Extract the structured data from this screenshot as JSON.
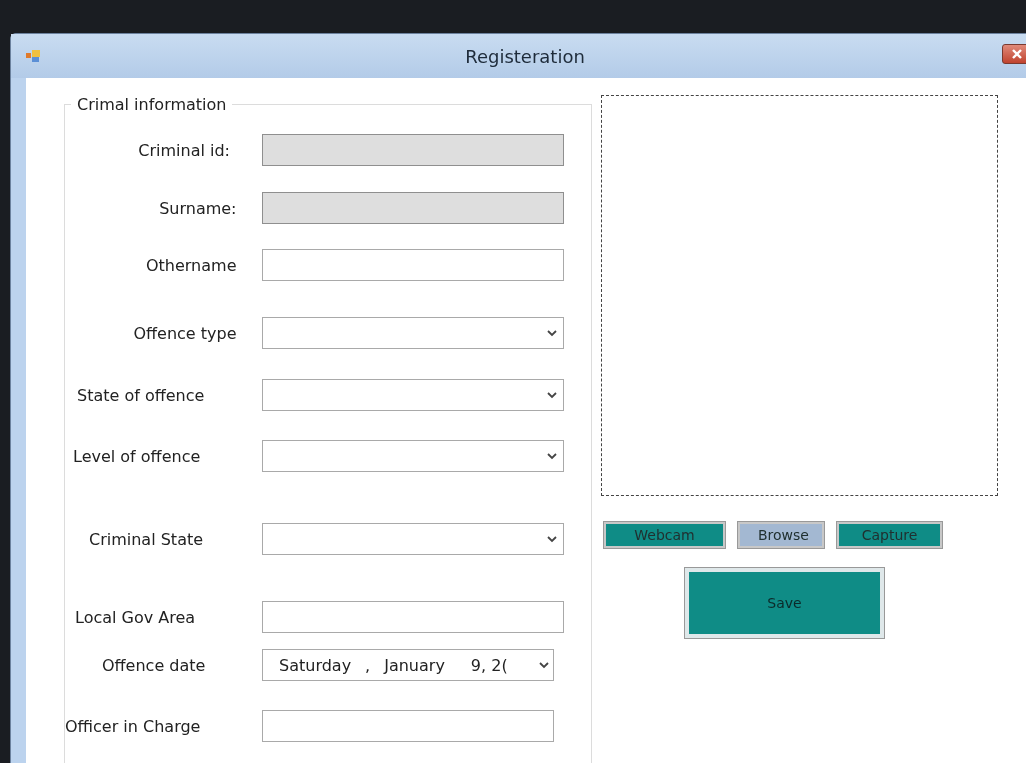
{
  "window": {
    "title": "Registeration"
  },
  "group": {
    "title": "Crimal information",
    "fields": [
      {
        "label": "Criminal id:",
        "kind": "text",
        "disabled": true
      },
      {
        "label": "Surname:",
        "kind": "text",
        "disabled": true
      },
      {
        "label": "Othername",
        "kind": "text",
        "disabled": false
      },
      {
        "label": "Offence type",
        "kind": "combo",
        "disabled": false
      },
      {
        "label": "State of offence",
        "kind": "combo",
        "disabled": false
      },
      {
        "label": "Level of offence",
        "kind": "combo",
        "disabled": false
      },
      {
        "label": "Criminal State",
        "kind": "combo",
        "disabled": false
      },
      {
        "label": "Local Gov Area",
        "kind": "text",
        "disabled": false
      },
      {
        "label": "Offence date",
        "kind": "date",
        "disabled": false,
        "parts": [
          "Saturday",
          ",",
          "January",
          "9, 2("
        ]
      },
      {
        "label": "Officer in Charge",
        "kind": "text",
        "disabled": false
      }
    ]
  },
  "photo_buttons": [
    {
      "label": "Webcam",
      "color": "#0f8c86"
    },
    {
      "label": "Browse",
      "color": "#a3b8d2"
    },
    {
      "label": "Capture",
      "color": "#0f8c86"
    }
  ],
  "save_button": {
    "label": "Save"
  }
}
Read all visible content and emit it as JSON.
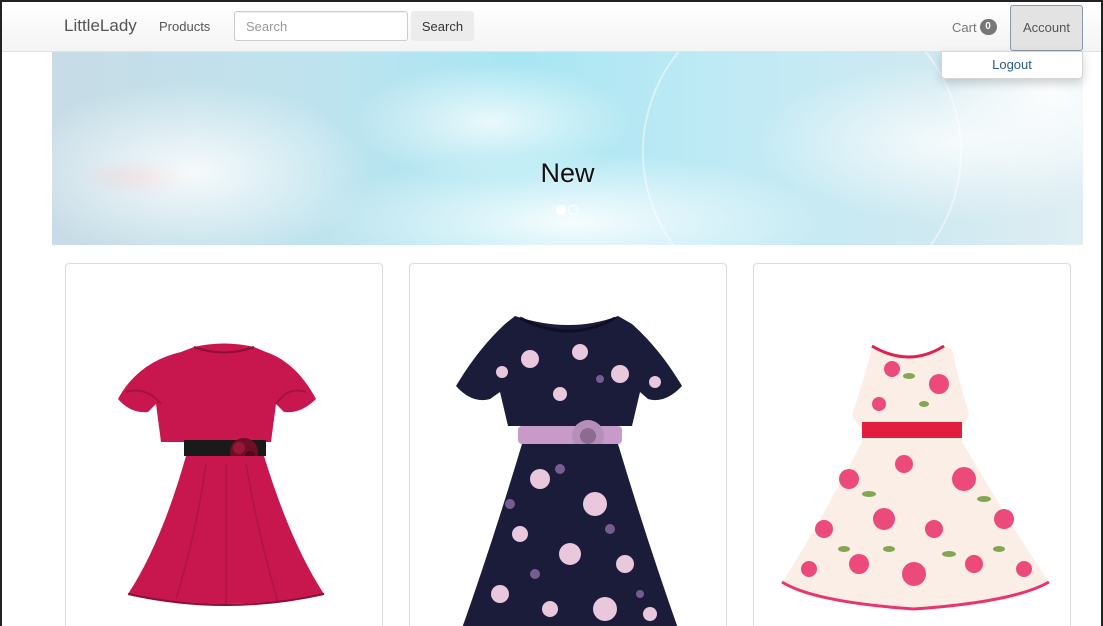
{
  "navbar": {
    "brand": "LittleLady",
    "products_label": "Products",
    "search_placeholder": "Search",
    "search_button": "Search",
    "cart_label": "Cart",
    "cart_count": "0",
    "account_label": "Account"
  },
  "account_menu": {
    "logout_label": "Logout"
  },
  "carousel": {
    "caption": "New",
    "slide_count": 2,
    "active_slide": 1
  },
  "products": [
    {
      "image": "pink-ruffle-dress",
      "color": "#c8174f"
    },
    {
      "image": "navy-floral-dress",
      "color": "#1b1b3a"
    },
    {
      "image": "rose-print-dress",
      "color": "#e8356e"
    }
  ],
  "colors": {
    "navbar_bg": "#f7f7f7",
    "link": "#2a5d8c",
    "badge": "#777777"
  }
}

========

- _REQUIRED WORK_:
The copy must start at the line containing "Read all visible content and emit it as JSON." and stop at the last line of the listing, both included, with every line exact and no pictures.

- _EXERCISE RESULT_:
Read all visible content and emit it as JSON.
{
  "navbar": {
    "brand": "LittleLady",
    "products_label": "Products",
    "search_placeholder": "Search",
    "search_button": "Search",
    "cart_label": "Cart",
    "cart_count": "0",
    "account_label": "Account"
  },
  "account_menu": {
    "logout_label": "Logout"
  },
  "carousel": {
    "caption": "New",
    "slide_count": 2,
    "active_slide": 1
  },
  "products": [
    {
      "image": "pink-ruffle-dress",
      "color": "#c8174f"
    },
    {
      "image": "navy-floral-dress",
      "color": "#1b1b3a"
    },
    {
      "image": "rose-print-dress",
      "color": "#e8356e"
    }
  ],
  "colors": {
    "navbar_bg": "#f7f7f7",
    "link": "#2a5d8c",
    "badge": "#777777"
  }
}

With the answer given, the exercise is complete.